J Med Chem 2002 Sep 26;45(20):4443-4459
Andersen HS, Olsen OH, Iversen LF, Sorensen AL, Mortensen SB, Christensen MS, Branner S, Hansen TK, Lau JF, Jeppesen L, Moran EJ, Su J, Bakir F, Judge L, Shahbaz M, Collins T, Vo T, Newman MJ, Ripka WC, Moller NP.
Departments of Medicinal Chemistry Research 1, 4, and 5 and Drug Metabolism, Health Care Discovery, Novo Nordisk A/S, Novo Nordisk Park, DK-2760 Malov, Denmark, Departments of Protein Structure, Protein Design, and Signal Transduction, Novo Nordisk A/S, Novo Alle, DK-2880 Bagsvaerd, Denmark, and Ontogen Corporation, 2325 Camino Vida Roble, Carlsbad, California 92009.

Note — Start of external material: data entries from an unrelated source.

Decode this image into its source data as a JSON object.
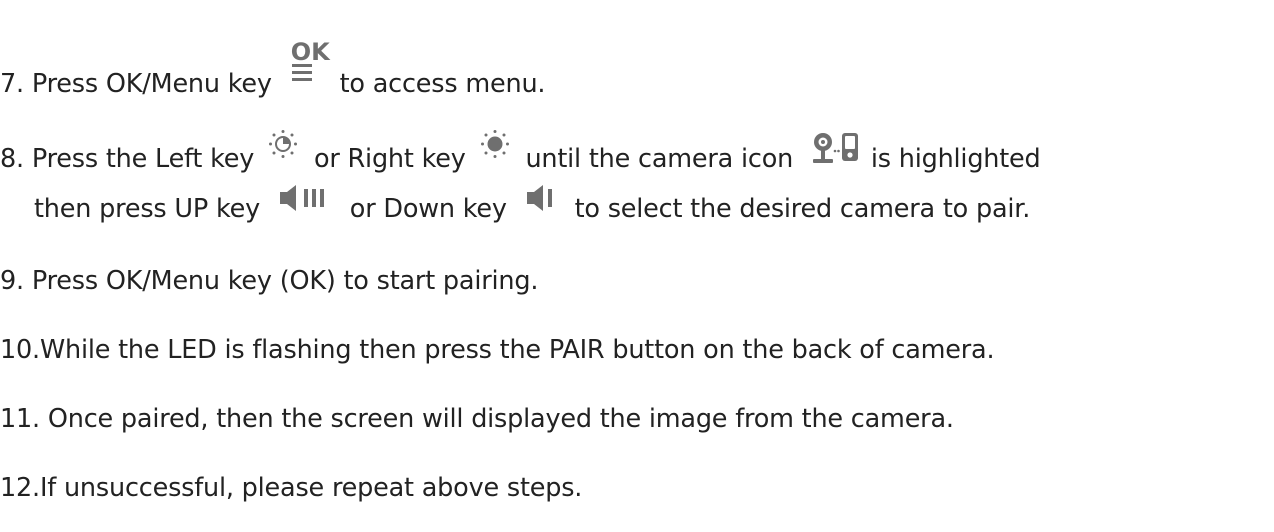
{
  "steps": [
    {
      "number": "7.",
      "parts": [
        "Press OK/Menu key",
        "to access menu."
      ]
    },
    {
      "number": "8.",
      "parts": [
        "Press the Left key",
        "or Right key",
        "until the camera icon",
        "is highlighted"
      ],
      "continuation_parts": [
        "then press UP key",
        "or Down key",
        "to select the desired camera to pair."
      ]
    },
    {
      "number": "9.",
      "text": "Press OK/Menu key (OK) to start pairing."
    },
    {
      "number": "10.",
      "text": "While the LED is flashing then press the PAIR button on the back of camera."
    },
    {
      "number": "11.",
      "text": "Once paired, then the screen will displayed the image from the camera."
    },
    {
      "number": "12.",
      "text": "If unsuccessful, please repeat above steps."
    }
  ],
  "icons": {
    "ok_menu": {
      "name": "ok-menu-icon",
      "label": "OK"
    },
    "left_key": {
      "name": "brightness-low-icon"
    },
    "right_key": {
      "name": "brightness-high-icon"
    },
    "camera": {
      "name": "camera-monitor-icon"
    },
    "up_key": {
      "name": "volume-up-icon"
    },
    "down_key": {
      "name": "volume-down-icon"
    }
  },
  "colors": {
    "text": "#222222",
    "icon_gray": "#6f6f6f"
  }
}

Reversible phosphorylation and dephosphorylation of key proteins on tyrosine residues are important parts of intracellular signaling triggered by hormones and other agents.
Recent knock-out studies in mice have identified PTP1B as a potential target for the treatment of diabetes and obesity.

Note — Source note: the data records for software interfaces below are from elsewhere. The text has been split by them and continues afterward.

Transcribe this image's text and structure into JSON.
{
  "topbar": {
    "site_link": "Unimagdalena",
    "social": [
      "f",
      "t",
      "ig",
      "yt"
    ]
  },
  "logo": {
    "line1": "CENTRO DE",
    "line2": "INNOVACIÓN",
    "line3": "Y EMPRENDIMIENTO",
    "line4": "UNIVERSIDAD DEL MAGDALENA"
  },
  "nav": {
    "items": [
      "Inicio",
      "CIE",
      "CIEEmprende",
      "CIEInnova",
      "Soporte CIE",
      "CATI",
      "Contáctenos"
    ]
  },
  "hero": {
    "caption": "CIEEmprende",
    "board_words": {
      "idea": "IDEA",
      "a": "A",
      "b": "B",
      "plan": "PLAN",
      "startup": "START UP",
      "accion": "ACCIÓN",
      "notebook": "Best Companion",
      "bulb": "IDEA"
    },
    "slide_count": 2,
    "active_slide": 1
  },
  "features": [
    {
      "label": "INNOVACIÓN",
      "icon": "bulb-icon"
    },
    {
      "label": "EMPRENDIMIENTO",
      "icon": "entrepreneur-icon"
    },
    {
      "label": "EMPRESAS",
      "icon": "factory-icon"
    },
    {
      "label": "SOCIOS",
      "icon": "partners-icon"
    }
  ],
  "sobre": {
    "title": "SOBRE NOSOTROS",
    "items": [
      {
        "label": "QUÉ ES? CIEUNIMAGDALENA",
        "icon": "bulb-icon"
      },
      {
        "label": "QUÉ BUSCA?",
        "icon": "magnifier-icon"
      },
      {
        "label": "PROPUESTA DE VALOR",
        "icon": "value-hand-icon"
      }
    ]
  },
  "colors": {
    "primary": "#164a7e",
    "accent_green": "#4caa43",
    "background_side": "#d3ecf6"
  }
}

As a consequence, a number of academic and industrial groups are aggressively pursuing the development of selective PTP1B inhibitors.
In addition, other protein-tyrosine phosphatases (PTPs) appear to be critically involved in major diseases such as cancer and autoimmunity.

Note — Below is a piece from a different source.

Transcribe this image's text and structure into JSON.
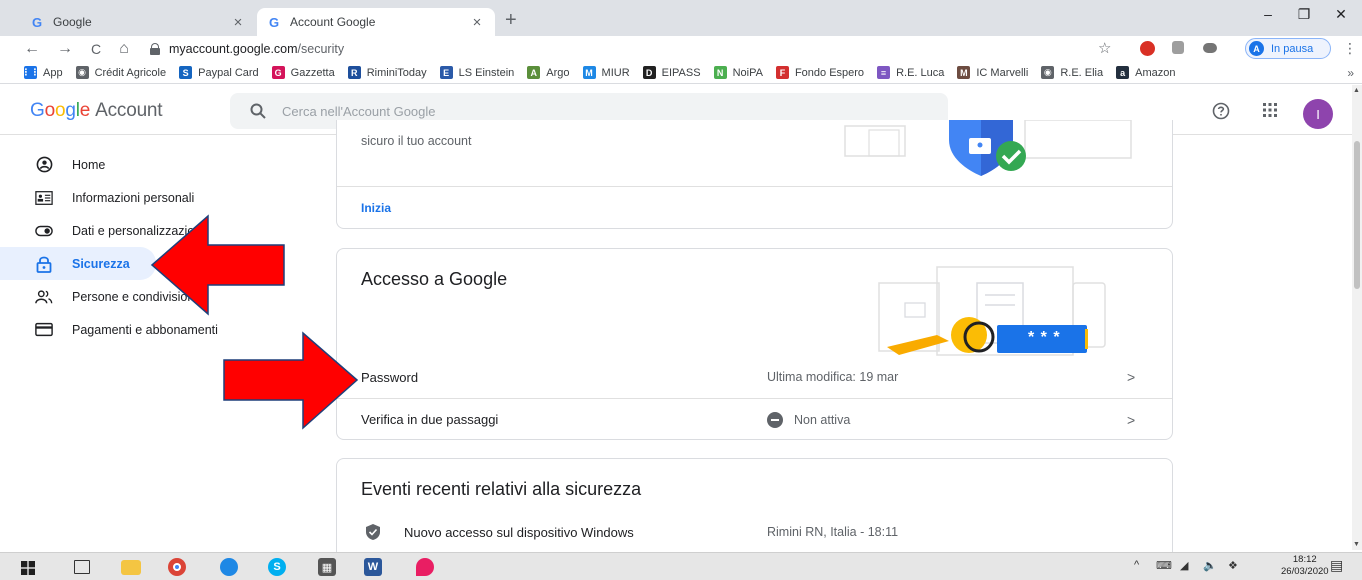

Given the diversity of PTPs and their potential as drug targets in different diseases, we have taken a broad approach to develop active site-directed selective inhibitors of specific members of this family of enzymes.
Using a high throughput screening, we have previously identified 2-(oxalylamino)benzoic acid 3a as a relatively weak but classical competitive inhibitor of several PTPs.(4)
On the basis of our early studies, indicating that 3a might be used as a starting point for the synthesis of selective PTP inhibitors, we now present our efforts in expansion of this concept and provide here a number of new chemical scaffolds for the development of inhibitors of different members of the PTP family.
Although the core structure of these inhibitors is charged, good oral bioavailability has been observed in rat for some compounds.
Furthermore, we have observed enhancement of 2-deoxy-glucose accumulation in C2C12 cells with prodrug analogues.